- Work required -
Copy each record below without changing a single word.

-- Opening Marker --

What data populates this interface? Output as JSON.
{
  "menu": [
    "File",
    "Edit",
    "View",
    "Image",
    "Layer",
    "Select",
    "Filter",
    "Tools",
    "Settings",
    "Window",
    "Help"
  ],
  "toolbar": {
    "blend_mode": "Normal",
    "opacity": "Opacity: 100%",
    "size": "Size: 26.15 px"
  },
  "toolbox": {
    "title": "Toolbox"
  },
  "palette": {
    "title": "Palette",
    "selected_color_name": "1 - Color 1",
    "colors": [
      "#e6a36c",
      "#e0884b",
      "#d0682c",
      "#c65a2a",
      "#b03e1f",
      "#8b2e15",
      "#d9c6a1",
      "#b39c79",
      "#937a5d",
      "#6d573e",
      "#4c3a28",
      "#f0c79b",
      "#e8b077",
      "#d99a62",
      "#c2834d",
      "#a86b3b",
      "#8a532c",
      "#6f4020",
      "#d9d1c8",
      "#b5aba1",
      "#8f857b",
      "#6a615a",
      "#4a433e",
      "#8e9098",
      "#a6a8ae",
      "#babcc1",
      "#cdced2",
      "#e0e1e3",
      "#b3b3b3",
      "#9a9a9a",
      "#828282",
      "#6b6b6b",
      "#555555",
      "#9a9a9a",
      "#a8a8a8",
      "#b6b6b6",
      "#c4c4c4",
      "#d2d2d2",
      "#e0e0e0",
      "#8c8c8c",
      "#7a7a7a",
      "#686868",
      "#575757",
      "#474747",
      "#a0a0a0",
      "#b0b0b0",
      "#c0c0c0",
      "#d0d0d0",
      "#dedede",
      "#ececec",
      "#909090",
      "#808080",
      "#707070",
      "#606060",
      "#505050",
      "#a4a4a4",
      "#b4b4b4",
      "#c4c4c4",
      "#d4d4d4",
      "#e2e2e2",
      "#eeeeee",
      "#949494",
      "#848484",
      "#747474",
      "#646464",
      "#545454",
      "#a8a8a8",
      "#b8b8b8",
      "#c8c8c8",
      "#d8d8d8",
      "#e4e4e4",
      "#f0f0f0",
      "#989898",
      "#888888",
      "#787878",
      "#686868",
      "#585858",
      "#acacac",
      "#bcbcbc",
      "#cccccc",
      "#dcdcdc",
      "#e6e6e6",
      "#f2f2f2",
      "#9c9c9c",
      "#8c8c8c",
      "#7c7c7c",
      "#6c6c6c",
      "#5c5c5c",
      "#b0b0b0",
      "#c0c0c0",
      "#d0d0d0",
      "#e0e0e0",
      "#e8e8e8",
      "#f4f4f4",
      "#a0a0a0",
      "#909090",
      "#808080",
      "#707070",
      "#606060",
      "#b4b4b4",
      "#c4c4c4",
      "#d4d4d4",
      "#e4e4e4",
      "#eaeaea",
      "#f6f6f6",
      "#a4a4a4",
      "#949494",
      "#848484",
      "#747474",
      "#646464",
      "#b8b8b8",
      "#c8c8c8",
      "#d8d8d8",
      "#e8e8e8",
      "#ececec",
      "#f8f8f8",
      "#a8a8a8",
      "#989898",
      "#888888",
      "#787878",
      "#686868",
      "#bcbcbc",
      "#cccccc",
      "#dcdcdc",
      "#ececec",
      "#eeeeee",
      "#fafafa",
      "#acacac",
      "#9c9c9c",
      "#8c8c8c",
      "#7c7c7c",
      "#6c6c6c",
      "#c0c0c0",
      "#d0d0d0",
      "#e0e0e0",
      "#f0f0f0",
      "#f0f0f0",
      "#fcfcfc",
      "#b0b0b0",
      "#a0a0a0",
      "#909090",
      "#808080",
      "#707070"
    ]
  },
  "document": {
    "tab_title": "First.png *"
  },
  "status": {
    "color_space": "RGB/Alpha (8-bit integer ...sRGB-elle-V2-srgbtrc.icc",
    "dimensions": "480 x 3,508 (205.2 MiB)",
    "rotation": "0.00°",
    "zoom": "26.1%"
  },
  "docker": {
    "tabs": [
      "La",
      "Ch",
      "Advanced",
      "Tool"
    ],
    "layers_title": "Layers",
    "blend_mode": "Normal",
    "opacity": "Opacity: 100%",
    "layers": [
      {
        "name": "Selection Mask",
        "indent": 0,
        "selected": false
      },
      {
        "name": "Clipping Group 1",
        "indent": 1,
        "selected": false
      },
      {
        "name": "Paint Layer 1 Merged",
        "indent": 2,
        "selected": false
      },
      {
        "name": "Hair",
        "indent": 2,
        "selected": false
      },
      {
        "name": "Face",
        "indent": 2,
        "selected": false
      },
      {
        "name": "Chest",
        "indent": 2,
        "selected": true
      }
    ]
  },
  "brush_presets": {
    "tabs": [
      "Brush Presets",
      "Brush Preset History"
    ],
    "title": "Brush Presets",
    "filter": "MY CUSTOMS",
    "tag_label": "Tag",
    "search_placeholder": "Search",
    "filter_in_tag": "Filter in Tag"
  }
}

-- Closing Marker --

- Your solution -
What data populates this interface? Output as JSON.
{
  "menu": [
    "File",
    "Edit",
    "View",
    "Image",
    "Layer",
    "Select",
    "Filter",
    "Tools",
    "Settings",
    "Window",
    "Help"
  ],
  "toolbar": {
    "blend_mode": "Normal",
    "opacity": "Opacity: 100%",
    "size": "Size: 26.15 px"
  },
  "toolbox": {
    "title": "Toolbox"
  },
  "palette": {
    "title": "Palette",
    "selected_color_name": "1 - Color 1",
    "colors": [
      "#e6a36c",
      "#e0884b",
      "#d0682c",
      "#c65a2a",
      "#b03e1f",
      "#8b2e15",
      "#d9c6a1",
      "#b39c79",
      "#937a5d",
      "#6d573e",
      "#4c3a28",
      "#f0c79b",
      "#e8b077",
      "#d99a62",
      "#c2834d",
      "#a86b3b",
      "#8a532c",
      "#6f4020",
      "#d9d1c8",
      "#b5aba1",
      "#8f857b",
      "#6a615a",
      "#4a433e",
      "#8e9098",
      "#a6a8ae",
      "#babcc1",
      "#cdced2",
      "#e0e1e3",
      "#b3b3b3",
      "#9a9a9a",
      "#828282",
      "#6b6b6b",
      "#555555",
      "#9a9a9a",
      "#a8a8a8",
      "#b6b6b6",
      "#c4c4c4",
      "#d2d2d2",
      "#e0e0e0",
      "#8c8c8c",
      "#7a7a7a",
      "#686868",
      "#575757",
      "#474747",
      "#a0a0a0",
      "#b0b0b0",
      "#c0c0c0",
      "#d0d0d0",
      "#dedede",
      "#ececec",
      "#909090",
      "#808080",
      "#707070",
      "#606060",
      "#505050",
      "#a4a4a4",
      "#b4b4b4",
      "#c4c4c4",
      "#d4d4d4",
      "#e2e2e2",
      "#eeeeee",
      "#949494",
      "#848484",
      "#747474",
      "#646464",
      "#545454",
      "#a8a8a8",
      "#b8b8b8",
      "#c8c8c8",
      "#d8d8d8",
      "#e4e4e4",
      "#f0f0f0",
      "#989898",
      "#888888",
      "#787878",
      "#686868",
      "#585858",
      "#acacac",
      "#bcbcbc",
      "#cccccc",
      "#dcdcdc",
      "#e6e6e6",
      "#f2f2f2",
      "#9c9c9c",
      "#8c8c8c",
      "#7c7c7c",
      "#6c6c6c",
      "#5c5c5c",
      "#b0b0b0",
      "#c0c0c0",
      "#d0d0d0",
      "#e0e0e0",
      "#e8e8e8",
      "#f4f4f4",
      "#a0a0a0",
      "#909090",
      "#808080",
      "#707070",
      "#606060",
      "#b4b4b4",
      "#c4c4c4",
      "#d4d4d4",
      "#e4e4e4",
      "#eaeaea",
      "#f6f6f6",
      "#a4a4a4",
      "#949494",
      "#848484",
      "#747474",
      "#646464",
      "#b8b8b8",
      "#c8c8c8",
      "#d8d8d8",
      "#e8e8e8",
      "#ececec",
      "#f8f8f8",
      "#a8a8a8",
      "#989898",
      "#888888",
      "#787878",
      "#686868",
      "#bcbcbc",
      "#cccccc",
      "#dcdcdc",
      "#ececec",
      "#eeeeee",
      "#fafafa",
      "#acacac",
      "#9c9c9c",
      "#8c8c8c",
      "#7c7c7c",
      "#6c6c6c",
      "#c0c0c0",
      "#d0d0d0",
      "#e0e0e0",
      "#f0f0f0",
      "#f0f0f0",
      "#fcfcfc",
      "#b0b0b0",
      "#a0a0a0",
      "#909090",
      "#808080",
      "#707070"
    ]
  },
  "document": {
    "tab_title": "First.png *"
  },
  "status": {
    "color_space": "RGB/Alpha (8-bit integer ...sRGB-elle-V2-srgbtrc.icc",
    "dimensions": "480 x 3,508 (205.2 MiB)",
    "rotation": "0.00°",
    "zoom": "26.1%"
  },
  "docker": {
    "tabs": [
      "La",
      "Ch",
      "Advanced",
      "Tool"
    ],
    "layers_title": "Layers",
    "blend_mode": "Normal",
    "opacity": "Opacity: 100%",
    "layers": [
      {
        "name": "Selection Mask",
        "indent": 0,
        "selected": false
      },
      {
        "name": "Clipping Group 1",
        "indent": 1,
        "selected": false
      },
      {
        "name": "Paint Layer 1 Merged",
        "indent": 2,
        "selected": false
      },
      {
        "name": "Hair",
        "indent": 2,
        "selected": false
      },
      {
        "name": "Face",
        "indent": 2,
        "selected": false
      },
      {
        "name": "Chest",
        "indent": 2,
        "selected": true
      }
    ]
  },
  "brush_presets": {
    "tabs": [
      "Brush Presets",
      "Brush Preset History"
    ],
    "title": "Brush Presets",
    "filter": "MY CUSTOMS",
    "tag_label": "Tag",
    "search_placeholder": "Search",
    "filter_in_tag": "Filter in Tag"
  }
}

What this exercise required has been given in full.